Here is the USDA's map of drought conditions superimposed over the winter wheat producing areas.
Even if substantial rains were to begin falling today (they won't), the wheat has been damaged. This is important for people outside of the region due to the production of beef and wheat in the southern half of the Great Plains.
In an increasingly large area, the drought is severe (red).
The map below puts this in some perspective:
The (Mostly) Good News
Now for my new forecast: I believe we are going to move to a period of above normal rainfall in the Central United States from about the first of March through at least Independence Day. However, this not entirely good news: flooding is a significant worry over the Ohio Valley region for at least the next two weeks.
It is always going out on the limb to call a switch from dry to wetter and vice versa.
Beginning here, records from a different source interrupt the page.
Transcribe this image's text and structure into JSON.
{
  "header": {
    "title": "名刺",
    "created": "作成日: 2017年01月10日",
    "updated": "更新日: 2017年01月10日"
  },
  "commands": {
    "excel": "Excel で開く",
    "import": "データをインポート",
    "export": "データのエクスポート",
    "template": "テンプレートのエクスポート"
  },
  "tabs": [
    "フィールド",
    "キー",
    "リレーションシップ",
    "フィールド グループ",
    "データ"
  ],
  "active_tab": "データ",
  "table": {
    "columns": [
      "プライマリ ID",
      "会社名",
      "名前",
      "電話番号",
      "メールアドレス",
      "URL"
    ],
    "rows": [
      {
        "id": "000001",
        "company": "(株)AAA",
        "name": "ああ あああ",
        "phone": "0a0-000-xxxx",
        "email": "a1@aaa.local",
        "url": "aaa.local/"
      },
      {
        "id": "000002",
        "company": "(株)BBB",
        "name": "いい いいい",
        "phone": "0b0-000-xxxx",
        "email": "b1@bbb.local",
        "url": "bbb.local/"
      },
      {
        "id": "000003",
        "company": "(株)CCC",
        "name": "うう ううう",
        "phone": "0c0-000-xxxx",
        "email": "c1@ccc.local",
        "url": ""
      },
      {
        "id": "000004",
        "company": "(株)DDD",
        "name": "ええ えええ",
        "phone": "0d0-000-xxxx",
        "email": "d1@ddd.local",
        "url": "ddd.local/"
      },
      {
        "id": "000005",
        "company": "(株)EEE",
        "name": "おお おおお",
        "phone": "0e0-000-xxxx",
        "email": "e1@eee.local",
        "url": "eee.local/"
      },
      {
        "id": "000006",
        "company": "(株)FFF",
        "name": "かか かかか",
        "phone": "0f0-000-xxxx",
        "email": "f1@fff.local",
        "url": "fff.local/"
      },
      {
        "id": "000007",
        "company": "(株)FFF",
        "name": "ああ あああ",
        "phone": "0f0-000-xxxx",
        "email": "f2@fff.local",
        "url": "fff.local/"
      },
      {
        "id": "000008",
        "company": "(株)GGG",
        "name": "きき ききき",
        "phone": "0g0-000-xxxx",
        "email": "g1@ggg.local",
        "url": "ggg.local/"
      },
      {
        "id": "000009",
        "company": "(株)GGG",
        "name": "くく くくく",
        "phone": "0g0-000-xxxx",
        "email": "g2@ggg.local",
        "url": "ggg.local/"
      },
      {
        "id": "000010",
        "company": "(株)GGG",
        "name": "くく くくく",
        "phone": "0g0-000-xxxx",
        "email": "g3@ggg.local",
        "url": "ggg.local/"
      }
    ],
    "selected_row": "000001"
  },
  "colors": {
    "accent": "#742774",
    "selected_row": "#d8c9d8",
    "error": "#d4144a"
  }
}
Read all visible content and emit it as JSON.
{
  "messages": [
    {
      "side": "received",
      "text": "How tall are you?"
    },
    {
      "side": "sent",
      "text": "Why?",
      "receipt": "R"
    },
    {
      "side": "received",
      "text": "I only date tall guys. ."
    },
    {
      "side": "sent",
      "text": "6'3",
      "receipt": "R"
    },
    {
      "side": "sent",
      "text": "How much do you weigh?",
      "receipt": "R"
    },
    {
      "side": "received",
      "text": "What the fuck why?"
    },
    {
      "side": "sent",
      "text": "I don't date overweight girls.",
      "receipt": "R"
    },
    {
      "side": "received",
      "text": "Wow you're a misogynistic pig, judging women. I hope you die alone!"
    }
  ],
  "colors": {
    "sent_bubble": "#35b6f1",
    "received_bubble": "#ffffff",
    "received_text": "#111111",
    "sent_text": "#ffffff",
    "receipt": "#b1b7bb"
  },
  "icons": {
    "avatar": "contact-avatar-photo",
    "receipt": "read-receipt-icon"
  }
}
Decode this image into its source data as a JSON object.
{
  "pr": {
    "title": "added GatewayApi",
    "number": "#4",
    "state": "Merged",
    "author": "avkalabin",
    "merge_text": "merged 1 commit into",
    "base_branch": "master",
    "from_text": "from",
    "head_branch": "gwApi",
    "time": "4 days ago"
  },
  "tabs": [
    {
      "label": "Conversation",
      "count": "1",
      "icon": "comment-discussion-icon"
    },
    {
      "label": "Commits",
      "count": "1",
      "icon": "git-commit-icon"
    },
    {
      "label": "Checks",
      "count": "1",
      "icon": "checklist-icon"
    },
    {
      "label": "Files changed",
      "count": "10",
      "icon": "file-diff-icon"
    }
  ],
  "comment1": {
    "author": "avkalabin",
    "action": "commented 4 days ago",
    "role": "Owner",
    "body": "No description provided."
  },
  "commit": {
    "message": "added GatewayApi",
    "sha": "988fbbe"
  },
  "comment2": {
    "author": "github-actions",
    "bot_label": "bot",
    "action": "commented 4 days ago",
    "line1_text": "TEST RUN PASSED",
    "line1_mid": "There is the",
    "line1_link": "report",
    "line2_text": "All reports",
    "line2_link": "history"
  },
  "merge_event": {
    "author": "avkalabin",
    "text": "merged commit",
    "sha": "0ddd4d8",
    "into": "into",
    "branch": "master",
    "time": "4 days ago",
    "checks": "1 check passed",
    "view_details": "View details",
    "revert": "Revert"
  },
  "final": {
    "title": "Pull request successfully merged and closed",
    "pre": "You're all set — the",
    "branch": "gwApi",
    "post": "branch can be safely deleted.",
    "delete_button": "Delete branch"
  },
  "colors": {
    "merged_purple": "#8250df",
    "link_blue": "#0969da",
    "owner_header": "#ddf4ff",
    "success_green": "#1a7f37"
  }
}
However, I am going to make this call because I believe it is important. Cross your fingers for me!
The latest Canadian, U.S. and European global models all look very similar today with a rainfall pattern about like this. I have chosen the European model to illustrate the pattern change.
|click to enlarge|
In addition, there is a series of storms headed to the Central U.S. and the high pressure system that was blocking them has moved out of the way. The map below shows a storm -- ten days from now -- in this series moving in a promising direction.
So, things are looking up a bit. I'll continue to periodically update this situation.